Austria has extensive, high-quality processes in place to register and screen individuals applying for asylum, lawful residence, and citizenship. Applicants are fingerprinted and checked against the European Dactyloscopy system (EURODAC), which is the European fingerprint database for identifying asylum seekers and irregular border-crossers, and on a case-by-case basis against criminal databases. Individuals are again screened against national and international law enforcement databases before citizenship is approved. Due to restrictive Austrian citizenship laws that require the renunciation of second nationalities, and language requirements, the application process takes at least six years.

Countering the Financing of Terrorism: Austria is a member of the Financial Action Task Force (FATF), and Austria’s financial intelligence unit (FIU) is a member of the Egmont Group of Financial Intelligence Units. Austria has a comprehensive legislative and regulatory framework for anti-money laundering/countering the financing of terrorism (AML/CFT), which was further strengthened in 2016 in line with recommendations from FATF. Recent legislative amendments include higher AML penalties, limiting banks’ ability to block access to information on customer accounts, and reforms of the FIU’s operational procedures and supervisory framework.

Austria criminalizes the financing of terrorism in line with international standards and freezes terrorist assets in accordance with UN Security Council resolutions implemented through EU legislation. EU regulations targeting terrorist financing, once adopted, are directly applicable in Austria. Money or Value Transfer Services, dealers in precious stones and metals, real estate agents, and exchange houses are monitored and regulated in Austria. Austria has successfully investigated and prosecuted terrorist financing cases, although criminal penalties imposed may not be dissuasive.

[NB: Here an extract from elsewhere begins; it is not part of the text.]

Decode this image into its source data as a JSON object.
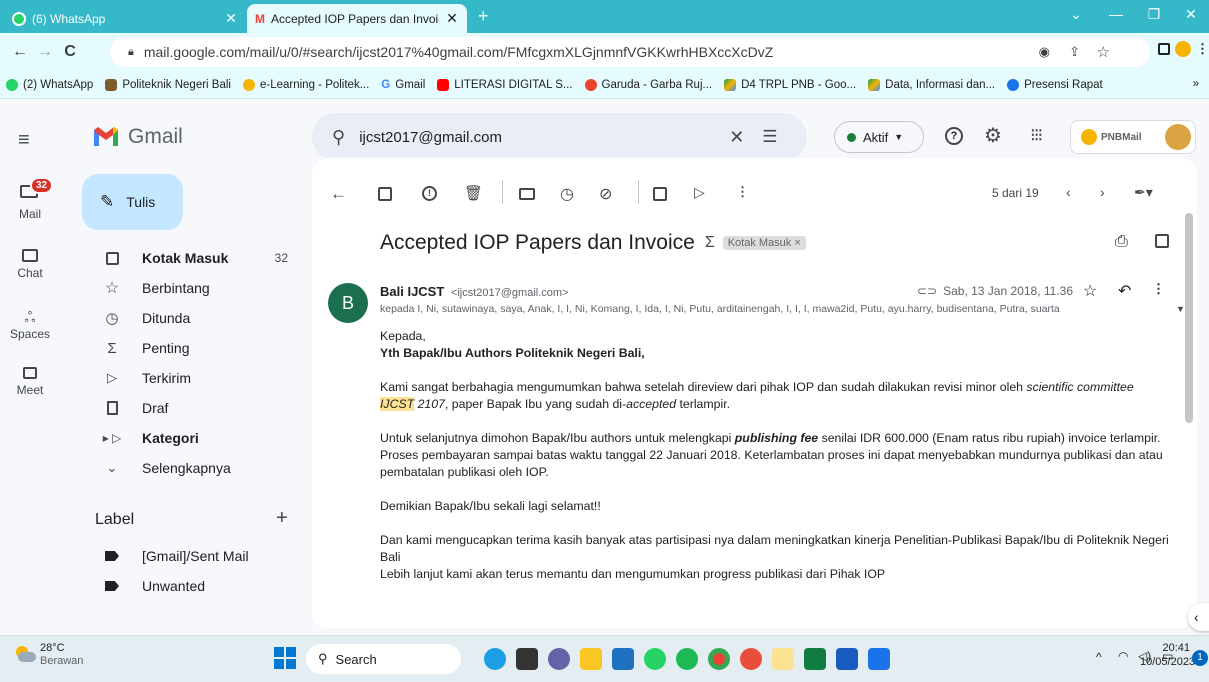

Austria implements the collection of Know Your Customer data for wire transfers through EU Regulation 1781/2006/EC. This regulation does not include requirements regarding information on the beneficiary of a wire transfer, and there is no respective national law in place. The Austrian government plans to comply with the new EU Regulation on information accompanying transfers of funds (Regulation 2015/847), however, which was passed May 20, 2015, and enters into force on June 26, 2017. While Austria has taken measures to require closer monitoring of non-profit organizations, this sector is still not required to file suspicious transaction reports.

Austria routinely distributes UN sanctions lists to financial institutions immediately upon receipt of new UN listing decisions.

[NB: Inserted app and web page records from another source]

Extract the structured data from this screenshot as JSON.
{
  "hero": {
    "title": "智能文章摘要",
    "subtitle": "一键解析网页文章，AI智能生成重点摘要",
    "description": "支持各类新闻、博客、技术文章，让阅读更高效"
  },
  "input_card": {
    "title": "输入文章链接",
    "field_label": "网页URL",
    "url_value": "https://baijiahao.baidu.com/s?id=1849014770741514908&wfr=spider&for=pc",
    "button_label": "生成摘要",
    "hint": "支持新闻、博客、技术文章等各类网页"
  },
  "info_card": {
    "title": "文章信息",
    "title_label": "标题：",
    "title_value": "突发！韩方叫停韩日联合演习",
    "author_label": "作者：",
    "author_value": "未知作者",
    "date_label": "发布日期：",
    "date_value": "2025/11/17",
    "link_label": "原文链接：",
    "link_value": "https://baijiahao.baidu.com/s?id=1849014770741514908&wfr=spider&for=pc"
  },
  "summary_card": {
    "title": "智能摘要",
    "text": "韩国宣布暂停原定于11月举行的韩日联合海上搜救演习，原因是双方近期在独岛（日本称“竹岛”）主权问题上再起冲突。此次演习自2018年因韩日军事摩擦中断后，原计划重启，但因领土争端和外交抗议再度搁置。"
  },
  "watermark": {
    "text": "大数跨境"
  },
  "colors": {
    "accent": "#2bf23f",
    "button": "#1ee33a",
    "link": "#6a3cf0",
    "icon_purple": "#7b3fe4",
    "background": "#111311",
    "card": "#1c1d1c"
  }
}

For further information on money laundering and financial crimes, see the 2017 International Narcotics Control Strategy Report (INCSR), Volume II, Money Laundering and Financial Crimes:

Countering Violent Extremism: Austria continued efforts to counter violent extremism, largely in response to the foreign terrorist fighter phenomenon. In addition, the Austrian government undertook or continued several other initiatives. The Ministry of Foreign Affairs, in cooperation with the Islamic Faith Community, continued its information campaign in mosques, Islamic organizations, and community centers. The initiative included education outreach to encourage Austrians to differentiate between Islam and what Austria describes as violent extremism. In an effort to counter radicalization to violence and improve integration in the newly arrived refugee population, the Integration Office within the Foreign Ministry developed an educational program focused on German language acquisition and education on Austrian ‘values’ such as gender equality and democratic principles. The Austrian government maintained a counseling center and a de-radicalization hotline aimed at friends and family members of potential violent extremists.

International and Regional Cooperation: Austria is a member of various international and regional security platforms, including the OSCE, the Salzburg Forum, and the Central European Initiative. Austria regularly leads law enforcement training programs with Salzburg Forum countries and the Balkan states.